DOI: 10.1055/s-0038-1670685
Original Article
Georg Thieme Verlag KG Stuttgart · New York

Vestibular Neurectomy for Intractable Vertigo: Case Series and Evaluation of Role of Endoscopic Assistance in Retrolabyrinthine Craniotomy

Brian S. Chen
1  House Clinic, Los Angeles, California, United States
,
Daniel S. Roberts
1  House Clinic, Los Angeles, California, United States
,
Gregory P. Lekovic
1  House Clinic, Los Angeles, California, United States
› Author Affiliations
Further Information

Publication History

22 November 2017

07 July 2018

Publication Date:
18 October 2018 (eFirst)

Abstract

Objective This study evaluates the utility of endoscopy for retrolabyrinthine vestibular nerve section (RLVNS).

Design/Setting This is a retrospective review for RLVNSs by the senior author. The endoscope's utility was assessed and assigned a grade based on operative findings.

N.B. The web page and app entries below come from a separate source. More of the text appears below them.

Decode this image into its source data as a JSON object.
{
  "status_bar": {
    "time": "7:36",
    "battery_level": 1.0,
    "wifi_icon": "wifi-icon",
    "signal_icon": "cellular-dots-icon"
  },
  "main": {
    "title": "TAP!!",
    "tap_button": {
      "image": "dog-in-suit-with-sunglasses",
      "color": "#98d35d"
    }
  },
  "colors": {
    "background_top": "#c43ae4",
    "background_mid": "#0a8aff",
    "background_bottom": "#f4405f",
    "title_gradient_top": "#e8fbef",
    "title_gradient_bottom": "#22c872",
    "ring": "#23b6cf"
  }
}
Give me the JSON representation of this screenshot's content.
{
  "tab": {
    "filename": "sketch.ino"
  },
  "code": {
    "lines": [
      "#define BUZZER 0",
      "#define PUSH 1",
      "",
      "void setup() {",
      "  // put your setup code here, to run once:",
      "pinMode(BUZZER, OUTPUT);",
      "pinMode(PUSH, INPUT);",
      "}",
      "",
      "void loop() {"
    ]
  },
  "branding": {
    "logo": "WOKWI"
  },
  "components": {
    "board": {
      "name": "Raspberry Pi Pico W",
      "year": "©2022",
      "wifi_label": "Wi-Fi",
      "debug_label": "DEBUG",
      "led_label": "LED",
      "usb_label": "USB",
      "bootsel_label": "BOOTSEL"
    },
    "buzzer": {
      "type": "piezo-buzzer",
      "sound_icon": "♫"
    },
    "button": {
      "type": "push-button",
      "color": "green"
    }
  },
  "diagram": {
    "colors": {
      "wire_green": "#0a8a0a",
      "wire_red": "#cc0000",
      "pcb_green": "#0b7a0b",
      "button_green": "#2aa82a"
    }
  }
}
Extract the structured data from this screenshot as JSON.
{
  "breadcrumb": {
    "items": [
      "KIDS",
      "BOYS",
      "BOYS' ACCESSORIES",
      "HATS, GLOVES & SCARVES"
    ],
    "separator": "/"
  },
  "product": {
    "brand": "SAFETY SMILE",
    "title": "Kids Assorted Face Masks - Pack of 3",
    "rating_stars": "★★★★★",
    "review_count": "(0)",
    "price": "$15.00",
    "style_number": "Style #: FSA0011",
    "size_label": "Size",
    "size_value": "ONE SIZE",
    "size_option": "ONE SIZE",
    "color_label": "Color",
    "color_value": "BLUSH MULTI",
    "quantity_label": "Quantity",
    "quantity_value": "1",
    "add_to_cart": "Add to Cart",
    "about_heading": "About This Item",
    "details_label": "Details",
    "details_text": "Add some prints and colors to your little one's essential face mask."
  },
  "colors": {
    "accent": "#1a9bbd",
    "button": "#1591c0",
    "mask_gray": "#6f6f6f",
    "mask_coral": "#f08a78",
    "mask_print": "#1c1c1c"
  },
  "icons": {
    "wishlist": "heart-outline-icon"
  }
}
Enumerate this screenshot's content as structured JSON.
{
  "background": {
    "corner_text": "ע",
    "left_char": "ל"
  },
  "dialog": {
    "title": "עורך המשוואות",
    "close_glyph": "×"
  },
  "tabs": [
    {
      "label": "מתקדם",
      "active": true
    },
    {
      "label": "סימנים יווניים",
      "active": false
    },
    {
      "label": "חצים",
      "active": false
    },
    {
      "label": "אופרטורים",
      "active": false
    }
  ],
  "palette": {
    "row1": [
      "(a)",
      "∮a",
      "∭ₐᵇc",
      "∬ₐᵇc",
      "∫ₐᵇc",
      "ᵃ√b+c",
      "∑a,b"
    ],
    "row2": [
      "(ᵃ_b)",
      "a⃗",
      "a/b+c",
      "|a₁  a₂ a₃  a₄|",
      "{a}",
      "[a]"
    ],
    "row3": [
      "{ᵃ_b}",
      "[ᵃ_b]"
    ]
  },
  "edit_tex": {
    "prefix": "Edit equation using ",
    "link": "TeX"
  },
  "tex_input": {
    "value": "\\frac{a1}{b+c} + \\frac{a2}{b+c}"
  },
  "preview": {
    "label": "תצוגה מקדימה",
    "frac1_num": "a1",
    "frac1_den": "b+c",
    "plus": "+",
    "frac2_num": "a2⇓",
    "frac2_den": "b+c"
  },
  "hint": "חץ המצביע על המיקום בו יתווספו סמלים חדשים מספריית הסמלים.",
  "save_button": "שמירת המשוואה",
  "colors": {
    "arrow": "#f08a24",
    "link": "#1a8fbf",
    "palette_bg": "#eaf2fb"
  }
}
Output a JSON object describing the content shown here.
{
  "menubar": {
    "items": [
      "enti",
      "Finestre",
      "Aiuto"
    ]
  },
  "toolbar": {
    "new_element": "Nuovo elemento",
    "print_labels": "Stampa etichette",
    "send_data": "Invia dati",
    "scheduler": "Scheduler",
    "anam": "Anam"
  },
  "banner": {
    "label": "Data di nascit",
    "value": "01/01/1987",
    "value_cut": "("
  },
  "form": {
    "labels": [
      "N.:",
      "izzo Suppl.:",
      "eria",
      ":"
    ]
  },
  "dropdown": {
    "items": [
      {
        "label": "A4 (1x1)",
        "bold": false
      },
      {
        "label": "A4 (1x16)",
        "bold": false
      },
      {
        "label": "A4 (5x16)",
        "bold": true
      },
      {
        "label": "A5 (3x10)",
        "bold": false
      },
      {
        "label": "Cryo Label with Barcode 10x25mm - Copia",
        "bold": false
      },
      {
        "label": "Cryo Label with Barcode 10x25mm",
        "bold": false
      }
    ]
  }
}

Participants/Main Outcome Measures Fifteen patients (eight males and seven females; 53 and 47%, respectively) were identified with mean age 56.7 years. Indications included Ménière's disease (MD) in 12 of 15 patients (80%), uncompensated vestibular neuritis in 2 patients (13%), and other vestibular neuropathy in 1 patient (7%). Vertigo resolved in 14 of 15 patients (93%). Complications included decreased hearing in two patients (13%) and deep venous thrombosis in one patient (7%). There were no facial nerve complications or mortalities.

Results Sectioning vestibular division of the vestibular–cochlear nerve was achieved without perceived benefit of endoscopy in the 80% of cases (grade 0, n = 12). Endoscopy was helpful in patients with a small mastoid (grade 1, n = 2, 13.3%), and deemed necessary where the flocculus of the cerebellum was adherent to the eighth nerve arachnoid at the porus acusticus (grade 2, n = 1, 6.7%).

Conclusion RLVNS is a safe and efficacious procedure for the treatment of vertigo; the surgical endoscope may be a useful adjunct in selected cases. Patients with MD may expect the greatest benefit from surgery.